by Hannah Rose
Luke Wright’s eighth solo show The Toll is a razor dipped in sugar: Ian Duncan Smith is a “jiggling tit” and rumour has it that a lion stalks the good people of Essex. It’s an hour of truth or dare, but not without the candid insight that self-reflection demands of performance poetry. Wright connects with his audience through just the right amount of personal anecdote tinged with good times and bad, and a generous scattering of cultural and political satire.
Brexit, Question Time and John Betjeman. It’s all in there. This line is hard to walk when it’s just you on the stage—too much waxing-lyrical about good times with your mates and you’ll bore your audience. Equally, too much of the dark stuff and the lights go out. People don’t generally pay £12 to be brought down by bad news.Continue Reading
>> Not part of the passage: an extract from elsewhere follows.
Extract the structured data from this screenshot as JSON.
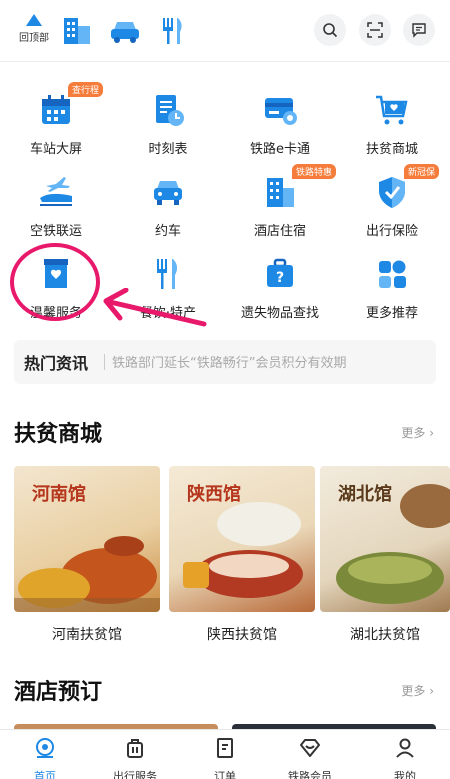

by Carmina Masoliver
Homework nights used to be a bit of a boys’ club, being a product of the all-male poetry collective Aisle 16. I’d been to an event where they shared that in their youth they had the rule that no girls were allowed. They became somewhat of a poetry boyband, and original members – Luke Wright, Joel Stickley, Chris Hicks, Ross Sutherland, John Osborne, Joe Dunthone and Tim Clare – have gone on to achieve great things. Most of these poets also have a Norwich connection, having attended UEA.
They’re also very much still involved in Homework, with Sutherland hosting this particular one. The premise of this night, based in Bethnal Green Working Men’s Club, is that each poet has a month to create a new piece of work and the show itself is a presentation of their homework in the form of a literary cabaret. Each month is themed and features a special guest. It’s very popular, so arriving early for a good seat is a must. Honorary female members, Molly Naylor and Katie Bonna, have been making their mark here for some time, and I thought it would be worthy of a feature to shine the spotlight on them.Continue Reading